In one of the multiple lawsuits that Pharmaceutical Manufacturing Research Services (PMRS) has filed against the FDA related to the approval of abuse-deterrent opioids in the last few years, the Eastern District of Pennsylvania summarily rejected PMRS’s bid to keep abuse-deterrent opioid, RoxyBond, off the market. The Court determined that PMRS did not have Article III standing to challenge FDA’s approval of RoxyBond.
For those unfamiliar with the backstory, PMRS is a contact manufacturer for drug products that has petitioned FDA repeatedly to stop the approval of pending and future opioids indicated for chronic use. These requests have specifically named opioid products approved with abuse-deterrent properties, asking that FDA stay approval of specific products, like RoxyBond, the first immediate release opioid approved for chronic use with abuse-deterrent properties. PMRS has submitted six petitions for stay and citizen petitions to FDA since February 2016 – all asking FDA to either stay or revoke approval of opioids labeled for chronic use. FDA has denied all of these petitions (Strike One) other than the one filed in March 2017 and one filed in November of 2018, which remain pending. PMRS also submitted an NDA for its own abuse-deterrent, immediate release opioid for acute rather than chronic use.
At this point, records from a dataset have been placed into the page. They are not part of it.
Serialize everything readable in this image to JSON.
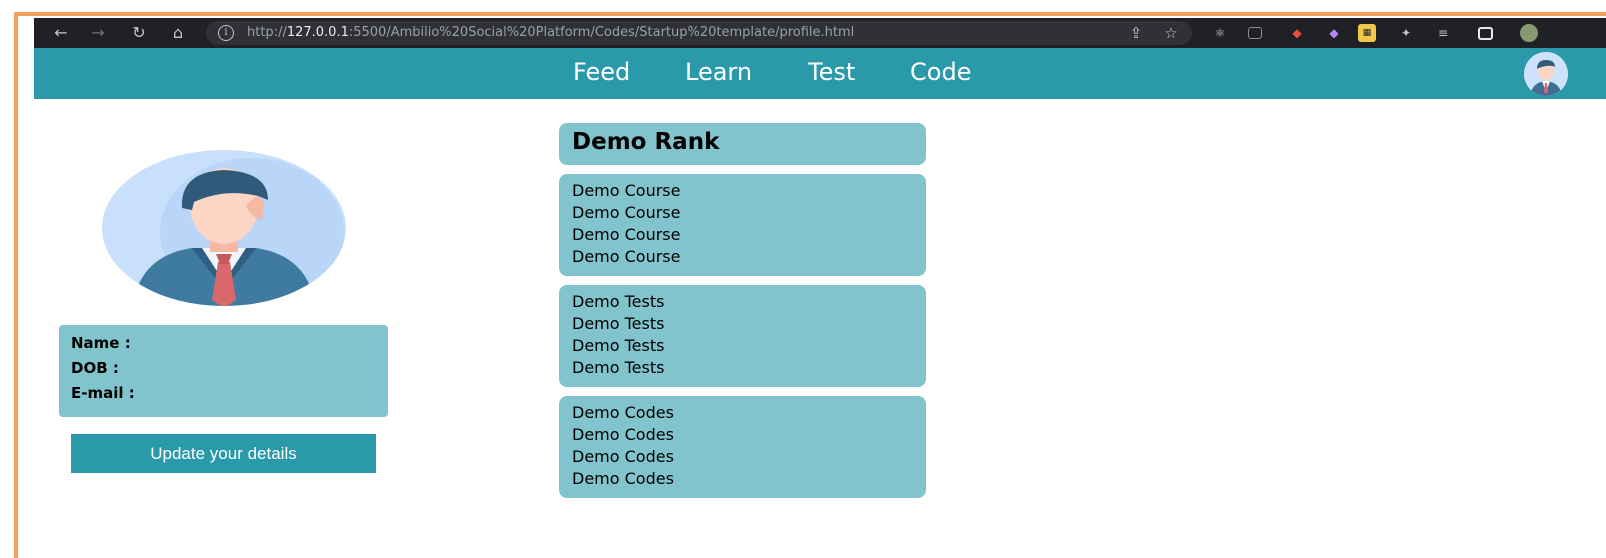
{
  "browser": {
    "url_prefix": "http://",
    "url_host": "127.0.0.1",
    "url_rest": ":5500/Ambilio%20Social%20Platform/Codes/Startup%20template/profile.html",
    "back_icon": "back-arrow-icon",
    "forward_icon": "forward-arrow-icon",
    "reload_icon": "reload-icon",
    "home_icon": "home-icon"
  },
  "nav": {
    "links": [
      "Feed",
      "Learn",
      "Test",
      "Code"
    ]
  },
  "profile": {
    "name_label": "Name :",
    "dob_label": "DOB :",
    "email_label": "E-mail :",
    "update_button": "Update your details"
  },
  "rank": {
    "title": "Demo Rank"
  },
  "courses": [
    "Demo Course",
    "Demo Course",
    "Demo Course",
    "Demo Course"
  ],
  "tests": [
    "Demo Tests",
    "Demo Tests",
    "Demo Tests",
    "Demo Tests"
  ],
  "codes": [
    "Demo Codes",
    "Demo Codes",
    "Demo Codes",
    "Demo Codes"
  ],
  "colors": {
    "nav_bg": "#2a9aab",
    "card_bg": "#81c4cd",
    "frame": "#f4a15d",
    "chrome_bg": "#202124"
  }
}
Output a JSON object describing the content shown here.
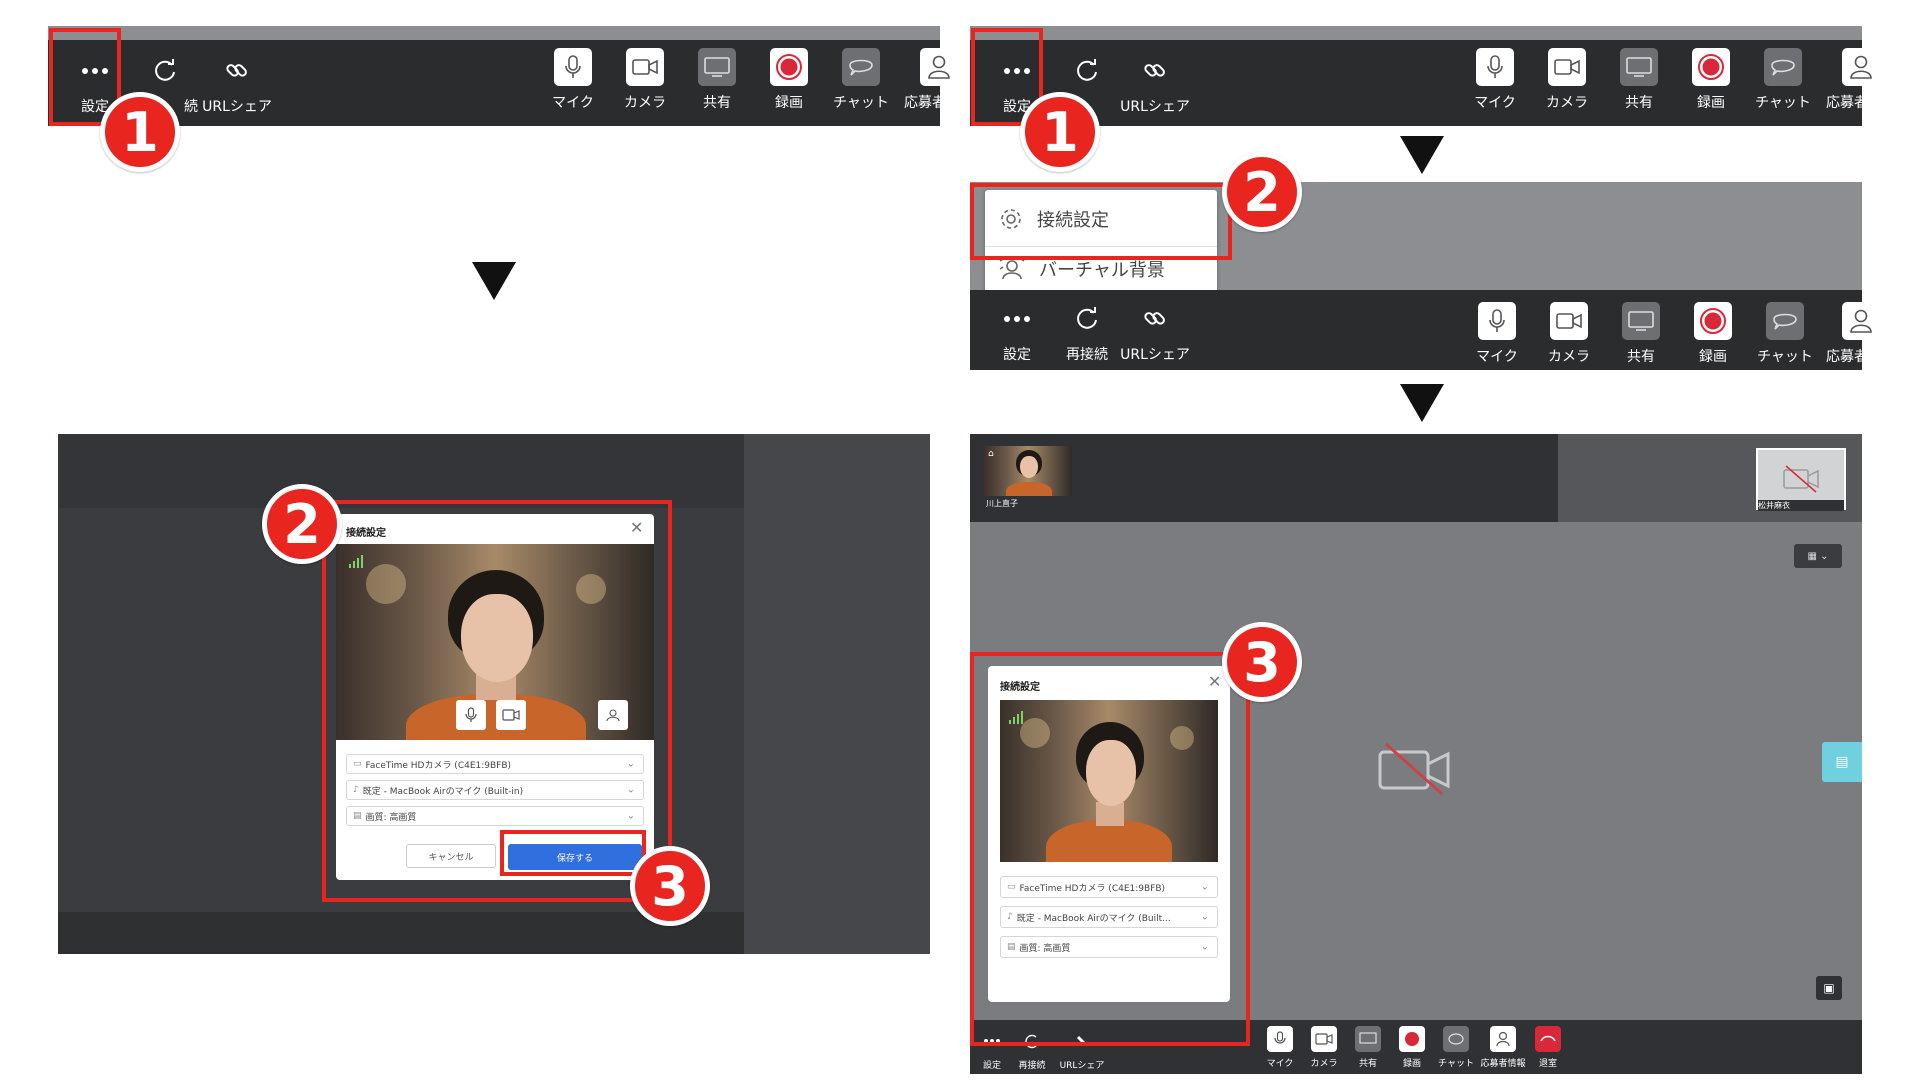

FDA issued a Complete Response Letter for the product in November 2017 and denied PMRS’s NDA and Request for A Hearing on October 30, 2018 (which ultimately led to another PMRS lawsuit against FDA) (potentially Strike 3).
In August 2017, PMRS sued FDA arguing that the Agency’s denial of its petitions was arbitrary, capricious, and an abuse of discretion in contravention of the Administrative Procedures Act and asked the Curt to stay the effective date of RoxyBond. On Tuesday, the Court dismissed the case for lack of jurisdiction because PMRS lacks Article III standing. The Court made clear that an agency’s mere denial of a petition does not constitute injury in fact for purposes of Article III standing. PMRS additionally argued that FDA could compare a PMRS application to RoxyBond during the approval process and therefore the approval of RoxyBond would alter the approval process for abuse-deterrent opioids, but the Court rejected that argument as too speculative to establish injury in fact. PMRS also could not rely on the “competitor standing” doctrine either because its NDA did not have tentative approval nor was PMRS a current competitor with RoxyBond.
Notably, this decision sets forth the premise that even if a plaintiff is the recipient of a final agency action, it may not be enough to confer Article III standing. Even having a pending NDA may not be enough to seek judicial review. While we’ll have to wait to see how this is applied beyond the narrow circumstances of this case, it could have ramifications for trade associations or public interest groups that routinely use the Citizen Petition process to try to convince FDA of their policy positions.